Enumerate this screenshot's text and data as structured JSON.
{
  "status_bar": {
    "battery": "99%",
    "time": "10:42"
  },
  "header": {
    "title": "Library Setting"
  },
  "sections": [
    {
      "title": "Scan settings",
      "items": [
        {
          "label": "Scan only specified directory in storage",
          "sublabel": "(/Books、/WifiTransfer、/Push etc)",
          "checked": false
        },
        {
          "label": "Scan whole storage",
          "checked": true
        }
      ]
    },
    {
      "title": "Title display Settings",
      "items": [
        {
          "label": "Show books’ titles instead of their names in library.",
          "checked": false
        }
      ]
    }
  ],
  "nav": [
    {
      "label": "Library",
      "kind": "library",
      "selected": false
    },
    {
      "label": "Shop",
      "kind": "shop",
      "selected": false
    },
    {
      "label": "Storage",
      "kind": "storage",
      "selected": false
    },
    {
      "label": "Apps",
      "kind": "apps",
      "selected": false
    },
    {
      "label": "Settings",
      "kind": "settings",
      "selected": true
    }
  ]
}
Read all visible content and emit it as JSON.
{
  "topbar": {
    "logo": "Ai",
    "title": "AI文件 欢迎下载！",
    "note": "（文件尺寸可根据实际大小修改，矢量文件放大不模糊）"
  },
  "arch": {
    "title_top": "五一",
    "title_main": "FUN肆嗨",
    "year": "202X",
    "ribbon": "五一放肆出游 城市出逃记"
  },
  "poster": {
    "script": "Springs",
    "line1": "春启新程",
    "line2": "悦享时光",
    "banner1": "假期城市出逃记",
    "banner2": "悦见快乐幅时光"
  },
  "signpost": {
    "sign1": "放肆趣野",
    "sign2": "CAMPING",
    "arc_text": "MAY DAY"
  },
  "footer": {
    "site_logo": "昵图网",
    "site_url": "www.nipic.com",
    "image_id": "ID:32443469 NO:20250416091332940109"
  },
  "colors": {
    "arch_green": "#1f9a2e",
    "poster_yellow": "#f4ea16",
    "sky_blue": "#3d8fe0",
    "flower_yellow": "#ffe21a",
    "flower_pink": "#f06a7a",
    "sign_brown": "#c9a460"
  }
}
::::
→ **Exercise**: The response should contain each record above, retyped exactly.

→ **Answer below**:
Enumerate this screenshot's text and data as structured JSON.
{
  "status_bar": {
    "battery": "99%",
    "time": "10:42"
  },
  "header": {
    "title": "Library Setting"
  },
  "sections": [
    {
      "title": "Scan settings",
      "items": [
        {
          "label": "Scan only specified directory in storage",
          "sublabel": "(/Books、/WifiTransfer、/Push etc)",
          "checked": false
        },
        {
          "label": "Scan whole storage",
          "checked": true
        }
      ]
    },
    {
      "title": "Title display Settings",
      "items": [
        {
          "label": "Show books’ titles instead of their names in library.",
          "checked": false
        }
      ]
    }
  ],
  "nav": [
    {
      "label": "Library",
      "kind": "library",
      "selected": false
    },
    {
      "label": "Shop",
      "kind": "shop",
      "selected": false
    },
    {
      "label": "Storage",
      "kind": "storage",
      "selected": false
    },
    {
      "label": "Apps",
      "kind": "apps",
      "selected": false
    },
    {
      "label": "Settings",
      "kind": "settings",
      "selected": true
    }
  ]
}
Read all visible content and emit it as JSON.
{
  "topbar": {
    "logo": "Ai",
    "title": "AI文件 欢迎下载！",
    "note": "（文件尺寸可根据实际大小修改，矢量文件放大不模糊）"
  },
  "arch": {
    "title_top": "五一",
    "title_main": "FUN肆嗨",
    "year": "202X",
    "ribbon": "五一放肆出游 城市出逃记"
  },
  "poster": {
    "script": "Springs",
    "line1": "春启新程",
    "line2": "悦享时光",
    "banner1": "假期城市出逃记",
    "banner2": "悦见快乐幅时光"
  },
  "signpost": {
    "sign1": "放肆趣野",
    "sign2": "CAMPING",
    "arc_text": "MAY DAY"
  },
  "footer": {
    "site_logo": "昵图网",
    "site_url": "www.nipic.com",
    "image_id": "ID:32443469 NO:20250416091332940109"
  },
  "colors": {
    "arch_green": "#1f9a2e",
    "poster_yellow": "#f4ea16",
    "sky_blue": "#3d8fe0",
    "flower_yellow": "#ffe21a",
    "flower_pink": "#f06a7a",
    "sign_brown": "#c9a460"
  }
}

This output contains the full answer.